What the task requires:
Reproduce the entries below exactly, but leave the pictures out.

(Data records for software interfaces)
====

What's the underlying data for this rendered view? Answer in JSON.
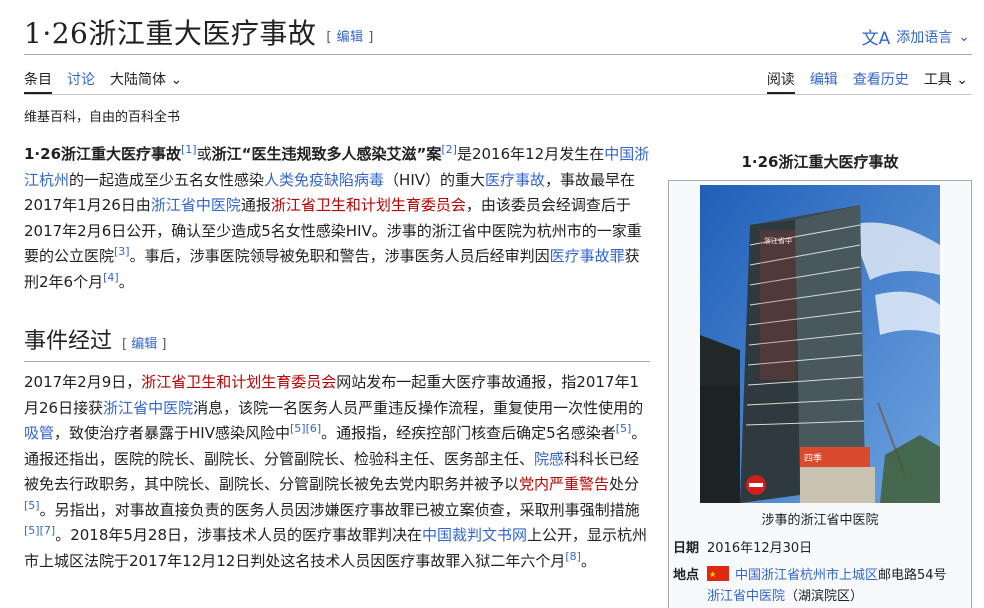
{
  "header": {
    "title": "1·26浙江重大医疗事故",
    "edit_label": "编辑",
    "add_language": "添加语言"
  },
  "tabs_left": [
    {
      "label": "条目"
    },
    {
      "label": "讨论"
    },
    {
      "label": "大陆简体"
    }
  ],
  "tabs_right": [
    {
      "label": "阅读"
    },
    {
      "label": "编辑"
    },
    {
      "label": "查看历史"
    },
    {
      "label": "工具"
    }
  ],
  "tagline": "维基百科，自由的百科全书",
  "lead": {
    "t1": "1·26浙江重大医疗事故",
    "r1": "[1]",
    "t2": "或",
    "t3": "浙江“医生违规致多人感染艾滋”案",
    "r2": "[2]",
    "t4": "是2016年12月发生在",
    "l1": "中国浙江杭州",
    "t5": "的一起造成至少五名女性感染",
    "l2": "人类免疫缺陷病毒",
    "t6": "（HIV）的重大",
    "l3": "医疗事故",
    "t7": "，事故最早在2017年1月26日由",
    "l4": "浙江省中医院",
    "t8": "通报",
    "l5": "浙江省卫生和计划生育委员会",
    "t9": "，由该委员会经调查后于2017年2月6日公开，确认至少造成5名女性感染HIV。涉事的浙江省中医院为杭州市的一家重要的公立医院",
    "r3": "[3]",
    "t10": "。事后，涉事医院领导被免职和警告，涉事医务人员后经审判因",
    "l6": "医疗事故罪",
    "t11": "获刑2年6个月",
    "r4": "[4]",
    "t12": "。"
  },
  "section": {
    "heading": "事件经过",
    "edit_label": "编辑",
    "s1": "2017年2月9日，",
    "l1": "浙江省卫生和计划生育委员会",
    "s2": "网站发布一起重大医疗事故通报，指2017年1月26日接获",
    "l2": "浙江省中医院",
    "s3": "消息，该院一名医务人员严重违反操作流程，重复使用一次性使用的",
    "l3": "吸管",
    "s4": "，致使治疗者暴露于HIV感染风险中",
    "r5": "[5]",
    "r6": "[6]",
    "s5": "。通报指，经疾控部门核查后确定5名感染者",
    "r7": "[5]",
    "s6": "。通报还指出，医院的院长、副院长、分管副院长、检验科主任、医务部主任、",
    "l4": "院感",
    "s7": "科科长已经被免去行政职务，其中院长、副院长、分管副院长被免去党内职务并被予以",
    "l5": "党内严重警告",
    "s8": "处分",
    "r8": "[5]",
    "s9": "。另指出，对事故直接负责的医务人员因涉嫌医疗事故罪已被立案侦查，采取刑事强制措施",
    "r9": "[5]",
    "r10": "[7]",
    "s10": "。2018年5月28日，涉事技术人员的医疗事故罪判决在",
    "l6": "中国裁判文书网",
    "s11": "上公开，显示杭州市上城区法院于2017年12月12日判处这名技术人员因医疗事故罪入狱二年六个月",
    "r11": "[8]",
    "s12": "。"
  },
  "infobox": {
    "title": "1·26浙江重大医疗事故",
    "photo_signs": {
      "sign1": "浙江省中",
      "sign2": "四季"
    },
    "caption": "涉事的浙江省中医院",
    "date_label": "日期",
    "date_value": "2016年12月30日",
    "place_label": "地点",
    "place_link": "中国浙江省杭州市上城区",
    "place_text": "邮电路54号",
    "place_link2": "浙江省中医院",
    "place_text2": "（湖滨院区）"
  },
  "colors": {
    "link": "#3366cc",
    "redlink": "#ba0000",
    "text": "#202122"
  }
}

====

Answer to this task:
What's the underlying data for this rendered view? Answer in JSON.
{
  "header": {
    "title": "1·26浙江重大医疗事故",
    "edit_label": "编辑",
    "add_language": "添加语言"
  },
  "tabs_left": [
    {
      "label": "条目"
    },
    {
      "label": "讨论"
    },
    {
      "label": "大陆简体"
    }
  ],
  "tabs_right": [
    {
      "label": "阅读"
    },
    {
      "label": "编辑"
    },
    {
      "label": "查看历史"
    },
    {
      "label": "工具"
    }
  ],
  "tagline": "维基百科，自由的百科全书",
  "lead": {
    "t1": "1·26浙江重大医疗事故",
    "r1": "[1]",
    "t2": "或",
    "t3": "浙江“医生违规致多人感染艾滋”案",
    "r2": "[2]",
    "t4": "是2016年12月发生在",
    "l1": "中国浙江杭州",
    "t5": "的一起造成至少五名女性感染",
    "l2": "人类免疫缺陷病毒",
    "t6": "（HIV）的重大",
    "l3": "医疗事故",
    "t7": "，事故最早在2017年1月26日由",
    "l4": "浙江省中医院",
    "t8": "通报",
    "l5": "浙江省卫生和计划生育委员会",
    "t9": "，由该委员会经调查后于2017年2月6日公开，确认至少造成5名女性感染HIV。涉事的浙江省中医院为杭州市的一家重要的公立医院",
    "r3": "[3]",
    "t10": "。事后，涉事医院领导被免职和警告，涉事医务人员后经审判因",
    "l6": "医疗事故罪",
    "t11": "获刑2年6个月",
    "r4": "[4]",
    "t12": "。"
  },
  "section": {
    "heading": "事件经过",
    "edit_label": "编辑",
    "s1": "2017年2月9日，",
    "l1": "浙江省卫生和计划生育委员会",
    "s2": "网站发布一起重大医疗事故通报，指2017年1月26日接获",
    "l2": "浙江省中医院",
    "s3": "消息，该院一名医务人员严重违反操作流程，重复使用一次性使用的",
    "l3": "吸管",
    "s4": "，致使治疗者暴露于HIV感染风险中",
    "r5": "[5]",
    "r6": "[6]",
    "s5": "。通报指，经疾控部门核查后确定5名感染者",
    "r7": "[5]",
    "s6": "。通报还指出，医院的院长、副院长、分管副院长、检验科主任、医务部主任、",
    "l4": "院感",
    "s7": "科科长已经被免去行政职务，其中院长、副院长、分管副院长被免去党内职务并被予以",
    "l5": "党内严重警告",
    "s8": "处分",
    "r8": "[5]",
    "s9": "。另指出，对事故直接负责的医务人员因涉嫌医疗事故罪已被立案侦查，采取刑事强制措施",
    "r9": "[5]",
    "r10": "[7]",
    "s10": "。2018年5月28日，涉事技术人员的医疗事故罪判决在",
    "l6": "中国裁判文书网",
    "s11": "上公开，显示杭州市上城区法院于2017年12月12日判处这名技术人员因医疗事故罪入狱二年六个月",
    "r11": "[8]",
    "s12": "。"
  },
  "infobox": {
    "title": "1·26浙江重大医疗事故",
    "photo_signs": {
      "sign1": "浙江省中",
      "sign2": "四季"
    },
    "caption": "涉事的浙江省中医院",
    "date_label": "日期",
    "date_value": "2016年12月30日",
    "place_label": "地点",
    "place_link": "中国浙江省杭州市上城区",
    "place_text": "邮电路54号",
    "place_link2": "浙江省中医院",
    "place_text2": "（湖滨院区）"
  },
  "colors": {
    "link": "#3366cc",
    "redlink": "#ba0000",
    "text": "#202122"
  }
}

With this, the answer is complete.